Remembering is a duty, but how we remember is a choice.
This duty and these choices mean that as Canadians we face the world with open eyes, whether as individuals, or as a nation. This Remembrance Day I choose to honour the sacrifice of our men and women in uniform, past and present, and their families, by imagining the world they’ve fought to make possible.
It is a world without child soldiers; where cluster munitions and landmines no longer litter countrysides. It is a world where the threat of nuclear proliferation and future genocides have ceased to exist.
These ideas may seem bold. Even unbelievable. But consider this. Until 1957, the soldier was known only as an instrument of war. That year, a Canadian, Lester B. Pearson, imagined a soldier could be an instrument of peacekeeping, too.
One bold idea, one cause, and one nation had the power to change how peace is kept.
This Remembrance Day, we can choose to honour our men and women in uniform, and their families, by recognizing their sacrifice. But we can also do more than that.
We can imagine that the world our soldiers fight and die to protect is possible.

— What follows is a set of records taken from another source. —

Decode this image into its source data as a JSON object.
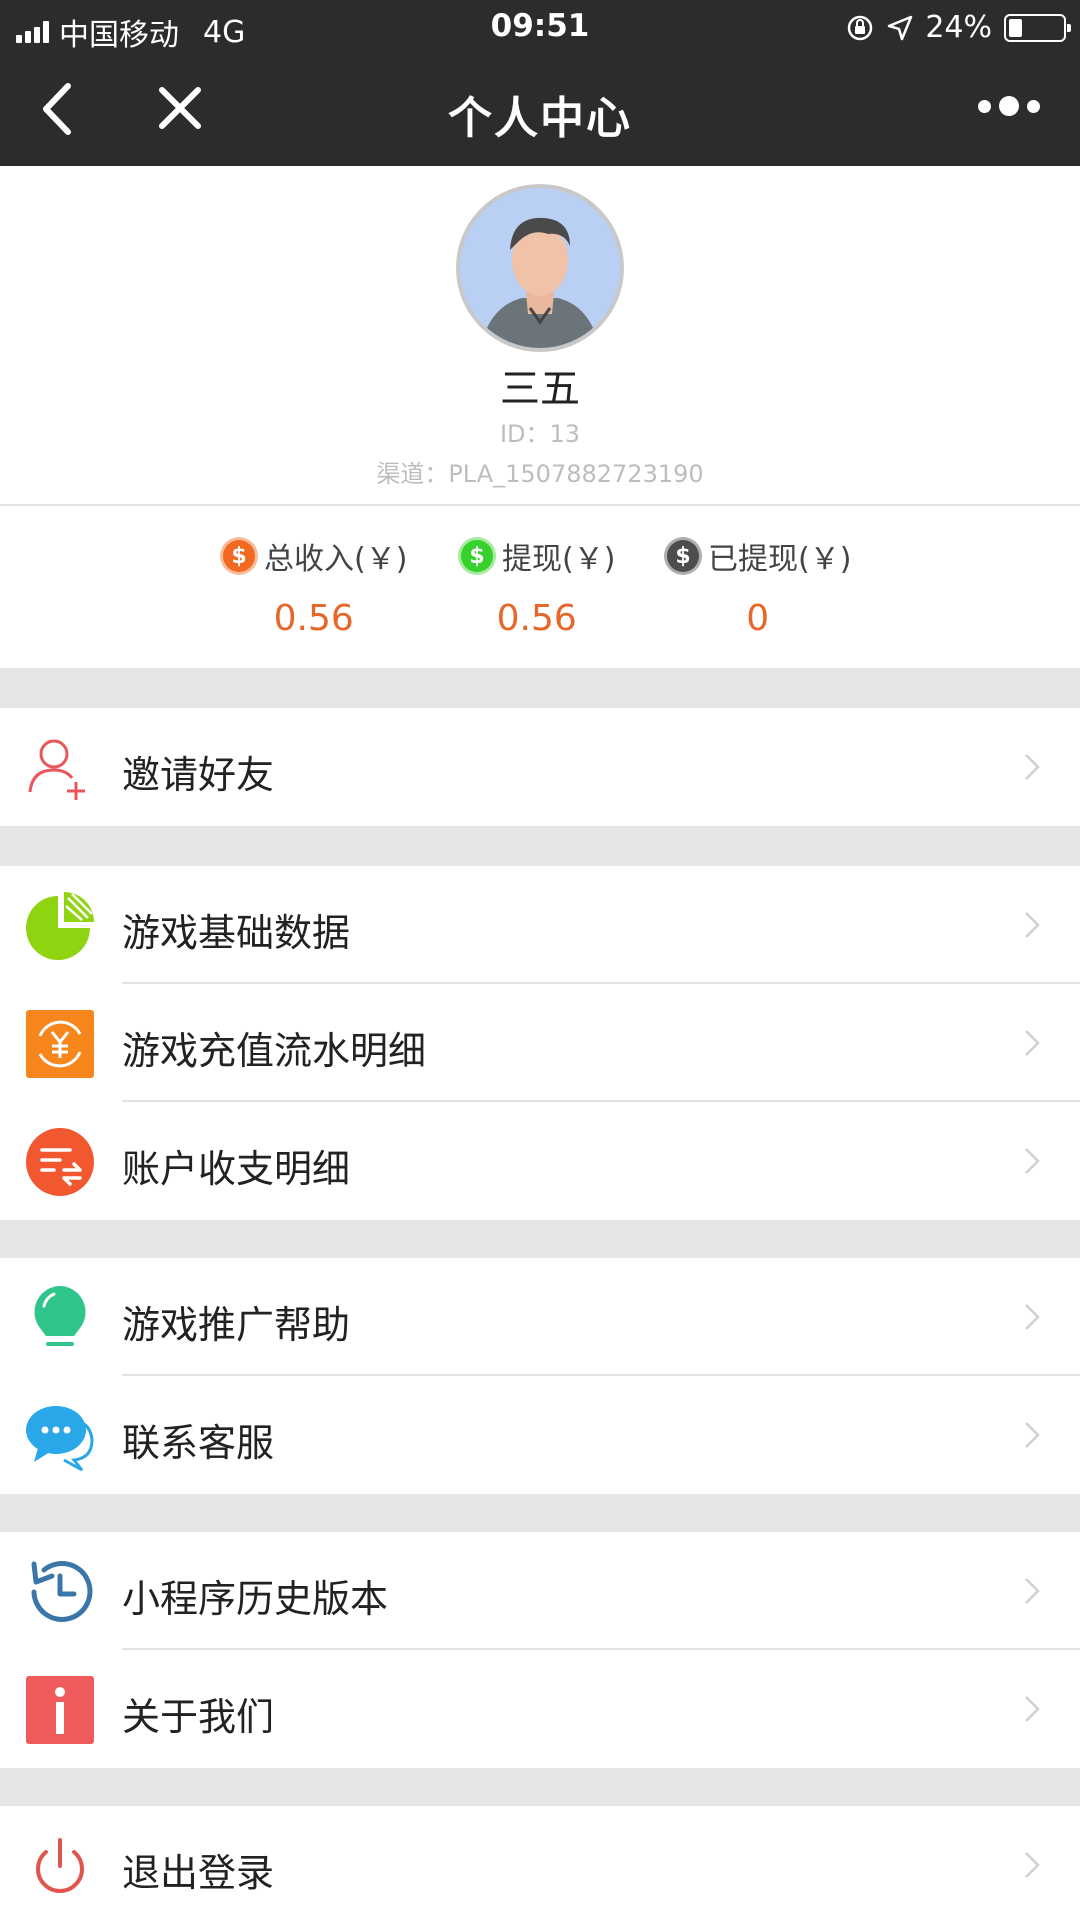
{
  "status_bar": {
    "carrier": "中国移动",
    "network": "4G",
    "time": "09:51",
    "battery": "24%"
  },
  "nav": {
    "title": "个人中心"
  },
  "profile": {
    "name": "三五",
    "id_text": "ID：13",
    "channel_text": "渠道：PLA_1507882723190"
  },
  "stats": [
    {
      "label": "总收入(￥)",
      "value": "0.56",
      "icon_color": "#f26a22",
      "icon": "coin-icon"
    },
    {
      "label": "提现(￥)",
      "value": "0.56",
      "icon_color": "#36d12c",
      "icon": "coin-icon"
    },
    {
      "label": "已提现(￥)",
      "value": "0",
      "icon_color": "#4d4d4d",
      "icon": "coin-icon"
    }
  ],
  "menu": {
    "invite": "邀请好友",
    "game_data": "游戏基础数据",
    "recharge_flow": "游戏充值流水明细",
    "account_detail": "账户收支明细",
    "promo_help": "游戏推广帮助",
    "contact_service": "联系客服",
    "history_version": "小程序历史版本",
    "about_us": "关于我们",
    "logout": "退出登录"
  },
  "colors": {
    "topbar": "#2c2c2c",
    "value_accent": "#e5672a",
    "section_gap": "#e6e6e6"
  }
}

And we can build it to honour their sacrifice. Because that, too, is a choice.